▸ EXERCISE AIM: The records below are to be repeated in full, exactly as they are.

─── INPUT DATA

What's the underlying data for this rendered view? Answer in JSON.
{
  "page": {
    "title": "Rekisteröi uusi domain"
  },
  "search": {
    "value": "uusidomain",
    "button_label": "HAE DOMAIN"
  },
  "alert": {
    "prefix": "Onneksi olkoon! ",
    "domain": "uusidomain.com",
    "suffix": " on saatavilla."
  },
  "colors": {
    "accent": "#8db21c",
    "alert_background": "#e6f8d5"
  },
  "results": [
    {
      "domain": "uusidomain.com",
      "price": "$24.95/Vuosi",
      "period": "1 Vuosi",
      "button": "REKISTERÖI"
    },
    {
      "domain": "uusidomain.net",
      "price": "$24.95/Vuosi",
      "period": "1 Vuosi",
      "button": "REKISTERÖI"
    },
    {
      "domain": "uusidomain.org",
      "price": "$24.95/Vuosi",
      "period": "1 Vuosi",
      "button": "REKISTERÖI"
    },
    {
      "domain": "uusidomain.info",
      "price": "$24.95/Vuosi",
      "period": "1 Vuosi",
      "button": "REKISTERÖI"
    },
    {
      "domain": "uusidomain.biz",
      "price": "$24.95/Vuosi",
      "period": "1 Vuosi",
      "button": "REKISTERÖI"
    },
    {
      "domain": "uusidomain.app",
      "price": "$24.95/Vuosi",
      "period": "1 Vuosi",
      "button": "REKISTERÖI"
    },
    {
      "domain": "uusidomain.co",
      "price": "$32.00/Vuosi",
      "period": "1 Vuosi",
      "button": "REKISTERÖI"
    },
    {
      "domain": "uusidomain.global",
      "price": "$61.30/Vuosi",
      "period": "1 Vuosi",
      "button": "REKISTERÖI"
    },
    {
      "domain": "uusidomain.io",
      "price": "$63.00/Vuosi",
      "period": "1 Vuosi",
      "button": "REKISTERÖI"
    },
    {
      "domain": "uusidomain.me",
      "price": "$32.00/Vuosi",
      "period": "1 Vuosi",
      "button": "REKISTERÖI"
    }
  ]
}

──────

▸ SOLUTION FOR THIS EXERCISE:
What's the underlying data for this rendered view? Answer in JSON.
{
  "page": {
    "title": "Rekisteröi uusi domain"
  },
  "search": {
    "value": "uusidomain",
    "button_label": "HAE DOMAIN"
  },
  "alert": {
    "prefix": "Onneksi olkoon! ",
    "domain": "uusidomain.com",
    "suffix": " on saatavilla."
  },
  "colors": {
    "accent": "#8db21c",
    "alert_background": "#e6f8d5"
  },
  "results": [
    {
      "domain": "uusidomain.com",
      "price": "$24.95/Vuosi",
      "period": "1 Vuosi",
      "button": "REKISTERÖI"
    },
    {
      "domain": "uusidomain.net",
      "price": "$24.95/Vuosi",
      "period": "1 Vuosi",
      "button": "REKISTERÖI"
    },
    {
      "domain": "uusidomain.org",
      "price": "$24.95/Vuosi",
      "period": "1 Vuosi",
      "button": "REKISTERÖI"
    },
    {
      "domain": "uusidomain.info",
      "price": "$24.95/Vuosi",
      "period": "1 Vuosi",
      "button": "REKISTERÖI"
    },
    {
      "domain": "uusidomain.biz",
      "price": "$24.95/Vuosi",
      "period": "1 Vuosi",
      "button": "REKISTERÖI"
    },
    {
      "domain": "uusidomain.app",
      "price": "$24.95/Vuosi",
      "period": "1 Vuosi",
      "button": "REKISTERÖI"
    },
    {
      "domain": "uusidomain.co",
      "price": "$32.00/Vuosi",
      "period": "1 Vuosi",
      "button": "REKISTERÖI"
    },
    {
      "domain": "uusidomain.global",
      "price": "$61.30/Vuosi",
      "period": "1 Vuosi",
      "button": "REKISTERÖI"
    },
    {
      "domain": "uusidomain.io",
      "price": "$63.00/Vuosi",
      "period": "1 Vuosi",
      "button": "REKISTERÖI"
    },
    {
      "domain": "uusidomain.me",
      "price": "$32.00/Vuosi",
      "period": "1 Vuosi",
      "button": "REKISTERÖI"
    }
  ]
}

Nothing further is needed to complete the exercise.